Over the long haul, nothing outperforms ordinary, everyday, dull-as-dishwater value stocks. If you want to make money in the stock market - serious money - buy value instead of rushing after glamour stocks.
Let me begin with an apology and a small confession. This column really isn’t about “the biggest investment opportunity.”
However, it is about the easiest, most consistent method ever devised for making money in stocks. And you are free to use it to virtually print money in your brokerage account.
So why the switcheroo?
The Investment U publisher said my original headline, “Why Boring Is Beautiful in the Stock Market,” would only cause potential readers to skip or delete this vital message without ever reading it. Why? Because the vast majority of investors — despite what they may tell you — don’t really want consistent moneymakers that generate great returns.
No, what they really want is fantastic stories.
You know what I’m talking about: secret currencies, blockbuster drugs, huge gold strikes, imminent takeovers.
Most of these “opportunities” never pan out, yet, like a large-mouth bass with an empty stomach, the average investor stands ready to snap at the next lure to drift by.
Don’t be fooled
But here is a genuine stock market secret for grown-ups: Making money in the stock market is not about fantastic stories or exciting words. It’s about cold, hard numbers.
And the best numbers often come from boring companies.
Let’s look at a couple of examples, starting with last year’s biggest glamour story: Apple (Nasdaq: AAPL).
Just a year ago, it was a must-own stock among most investors. And the company does have a well-deserved history of innovation, splashy product announcements and fabulous numbers.
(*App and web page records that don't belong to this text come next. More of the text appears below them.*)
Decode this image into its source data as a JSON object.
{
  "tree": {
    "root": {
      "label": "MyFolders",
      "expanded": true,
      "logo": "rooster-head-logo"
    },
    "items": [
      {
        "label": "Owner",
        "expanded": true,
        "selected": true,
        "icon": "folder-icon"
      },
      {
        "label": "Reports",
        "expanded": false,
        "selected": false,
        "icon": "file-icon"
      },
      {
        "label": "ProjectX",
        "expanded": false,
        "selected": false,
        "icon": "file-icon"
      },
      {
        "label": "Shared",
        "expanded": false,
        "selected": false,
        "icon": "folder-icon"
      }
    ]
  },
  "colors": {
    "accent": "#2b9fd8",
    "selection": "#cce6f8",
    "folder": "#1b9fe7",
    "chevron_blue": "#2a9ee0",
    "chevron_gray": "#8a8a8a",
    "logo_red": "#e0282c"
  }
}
Yet the stock plunged 24% over the past year while the broad market hit new all-time highs. Why? To paraphrase Bill Clinton: it’s the numbers, stupid.
Apple’s earnings growth has been negative (which makes it hard to call it growth at all). And while the tech giant has a long history of smashing earnings estimates, it most definitely hasn’t over the last four quarters. Consequently, the stock has plunged 270 points.
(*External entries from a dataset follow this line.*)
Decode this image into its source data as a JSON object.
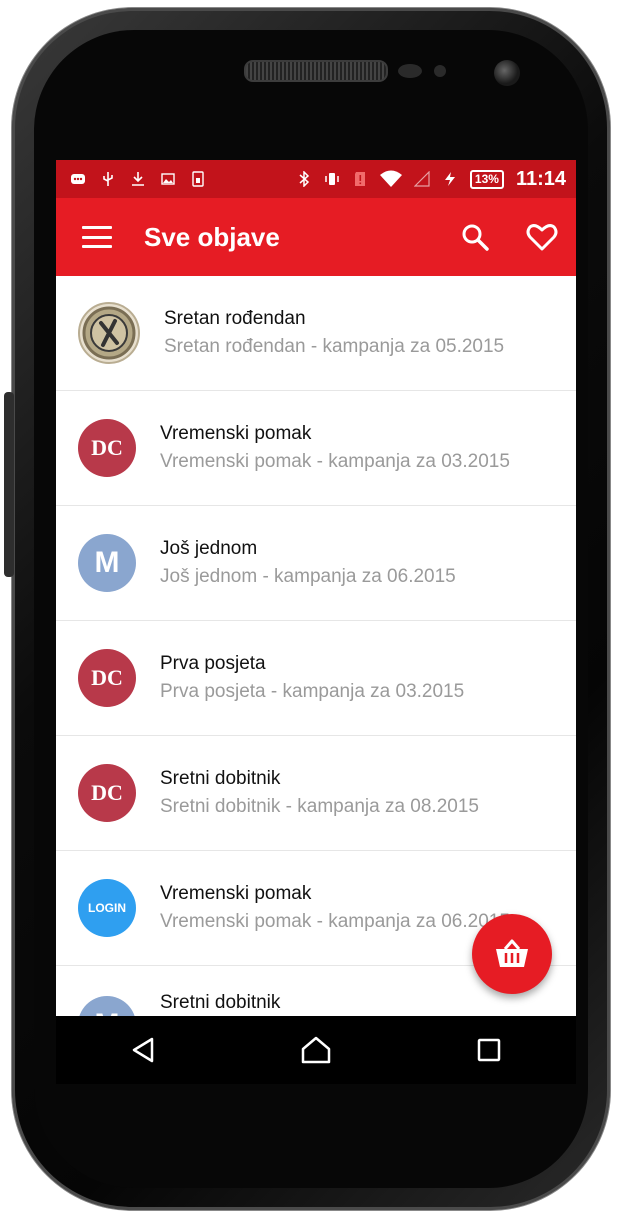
{
  "status_bar": {
    "time": "11:14",
    "battery": "13%",
    "icons": [
      "chat-icon",
      "usb-icon",
      "download-icon",
      "image-icon",
      "sim-icon",
      "bluetooth-icon",
      "vibrate-icon",
      "sd-alert-icon",
      "wifi-icon",
      "signal-icon",
      "charging-icon"
    ]
  },
  "app_bar": {
    "title": "Sve objave",
    "icons": [
      "menu-icon",
      "search-icon",
      "heart-icon"
    ]
  },
  "posts": [
    {
      "title": "Sretan rođendan",
      "subtitle": "Sretan rođendan - kampanja za 05.2015",
      "avatar": "restaurant-logo"
    },
    {
      "title": "Vremenski pomak",
      "subtitle": "Vremenski pomak - kampanja za 03.2015",
      "avatar_text": "DC"
    },
    {
      "title": "Još jednom",
      "subtitle": "Još jednom - kampanja za 06.2015",
      "avatar_text": "M"
    },
    {
      "title": "Prva posjeta",
      "subtitle": "Prva posjeta - kampanja za 03.2015",
      "avatar_text": "DC"
    },
    {
      "title": "Sretni dobitnik",
      "subtitle": "Sretni dobitnik - kampanja za 08.2015",
      "avatar_text": "DC"
    },
    {
      "title": "Vremenski pomak",
      "subtitle": "Vremenski pomak - kampanja za 06.2015",
      "avatar_text": "LOGIN"
    },
    {
      "title": "Sretni dobitnik",
      "subtitle": "",
      "avatar_text": "M"
    }
  ],
  "fab": {
    "icon": "basket-icon"
  },
  "nav_bar": {
    "icons": [
      "back-icon",
      "home-icon",
      "recents-icon"
    ]
  },
  "colors": {
    "primary": "#e61c24",
    "status_bar": "#c2131b",
    "dc_avatar": "#b8394a",
    "m_avatar": "#8aa6cf",
    "login_avatar": "#2f9ff0"
  }
}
The real deal
Compare this to Plains All American Pipeline (NYSE: PAA), a boring company engaged in the pedestrian business of storing and transporting oil and gas. (Stifle that yawn.)
A top-performer in our Oxford Trading Portfolio, Plains has beaten consensus estimates by roughly 30% in each of the last four quarters. In the most recent period, net income soared 130% on a 15% increase in revenue. And — surprise, surprise — the stock is up 42% over the last 52 weeks, roughly doubling the return of the S&P 500.
This is not just a one-off.
Over the long haul, nothing outperforms ordinary, everyday, dull-as-dishwater value stocks. Yet instead of systematically screening for these companies, the ordinary investor rushes after glamour stocks the way young bachelors chase skirts, even though mountains of research show that value stocks — companies that are cheaper than average in terms of earnings ratios, cash flow and book value — are less risky, less volatile and perform far better over the long haul.
In short, if it’s excitement you’re after, then spend a weekend in Las Vegas or at Churchill Downs. But if you want to make money in the stock market — serious money — buy value not glamour.
The information contained in this article should not be construed as investment advice or as a solicitation to buy or sell any stock. Nothing published by Physician’s Money Digest should be considered personalized investment advice. Physician’s Money Digest, its writers and editors, and Intellisphere LLC and its employees are not responsible for errors and/or omissions.